Data under study below:

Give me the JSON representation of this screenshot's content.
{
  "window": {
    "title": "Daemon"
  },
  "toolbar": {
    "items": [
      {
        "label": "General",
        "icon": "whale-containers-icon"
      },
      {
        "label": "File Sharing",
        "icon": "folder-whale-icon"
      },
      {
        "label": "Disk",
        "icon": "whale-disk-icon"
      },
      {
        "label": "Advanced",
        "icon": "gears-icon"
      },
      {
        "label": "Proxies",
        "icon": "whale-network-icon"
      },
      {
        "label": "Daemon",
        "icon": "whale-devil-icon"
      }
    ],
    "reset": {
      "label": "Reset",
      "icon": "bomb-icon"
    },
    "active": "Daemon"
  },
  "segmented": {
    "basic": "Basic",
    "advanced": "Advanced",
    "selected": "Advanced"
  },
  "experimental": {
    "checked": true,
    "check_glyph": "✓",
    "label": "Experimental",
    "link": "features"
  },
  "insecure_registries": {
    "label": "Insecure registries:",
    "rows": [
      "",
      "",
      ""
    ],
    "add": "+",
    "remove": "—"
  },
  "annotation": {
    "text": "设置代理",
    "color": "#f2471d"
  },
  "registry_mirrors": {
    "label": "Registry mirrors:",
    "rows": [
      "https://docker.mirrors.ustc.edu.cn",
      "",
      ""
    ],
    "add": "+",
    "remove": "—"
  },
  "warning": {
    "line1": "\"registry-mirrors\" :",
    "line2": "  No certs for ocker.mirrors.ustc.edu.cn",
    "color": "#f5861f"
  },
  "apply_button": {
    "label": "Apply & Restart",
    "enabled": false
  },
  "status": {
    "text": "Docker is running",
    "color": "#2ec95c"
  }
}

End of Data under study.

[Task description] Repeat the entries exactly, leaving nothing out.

[Result below]
Give me the JSON representation of this screenshot's content.
{
  "window": {
    "title": "Daemon"
  },
  "toolbar": {
    "items": [
      {
        "label": "General",
        "icon": "whale-containers-icon"
      },
      {
        "label": "File Sharing",
        "icon": "folder-whale-icon"
      },
      {
        "label": "Disk",
        "icon": "whale-disk-icon"
      },
      {
        "label": "Advanced",
        "icon": "gears-icon"
      },
      {
        "label": "Proxies",
        "icon": "whale-network-icon"
      },
      {
        "label": "Daemon",
        "icon": "whale-devil-icon"
      }
    ],
    "reset": {
      "label": "Reset",
      "icon": "bomb-icon"
    },
    "active": "Daemon"
  },
  "segmented": {
    "basic": "Basic",
    "advanced": "Advanced",
    "selected": "Advanced"
  },
  "experimental": {
    "checked": true,
    "check_glyph": "✓",
    "label": "Experimental",
    "link": "features"
  },
  "insecure_registries": {
    "label": "Insecure registries:",
    "rows": [
      "",
      "",
      ""
    ],
    "add": "+",
    "remove": "—"
  },
  "annotation": {
    "text": "设置代理",
    "color": "#f2471d"
  },
  "registry_mirrors": {
    "label": "Registry mirrors:",
    "rows": [
      "https://docker.mirrors.ustc.edu.cn",
      "",
      ""
    ],
    "add": "+",
    "remove": "—"
  },
  "warning": {
    "line1": "\"registry-mirrors\" :",
    "line2": "  No certs for ocker.mirrors.ustc.edu.cn",
    "color": "#f5861f"
  },
  "apply_button": {
    "label": "Apply & Restart",
    "enabled": false
  },
  "status": {
    "text": "Docker is running",
    "color": "#2ec95c"
  }
}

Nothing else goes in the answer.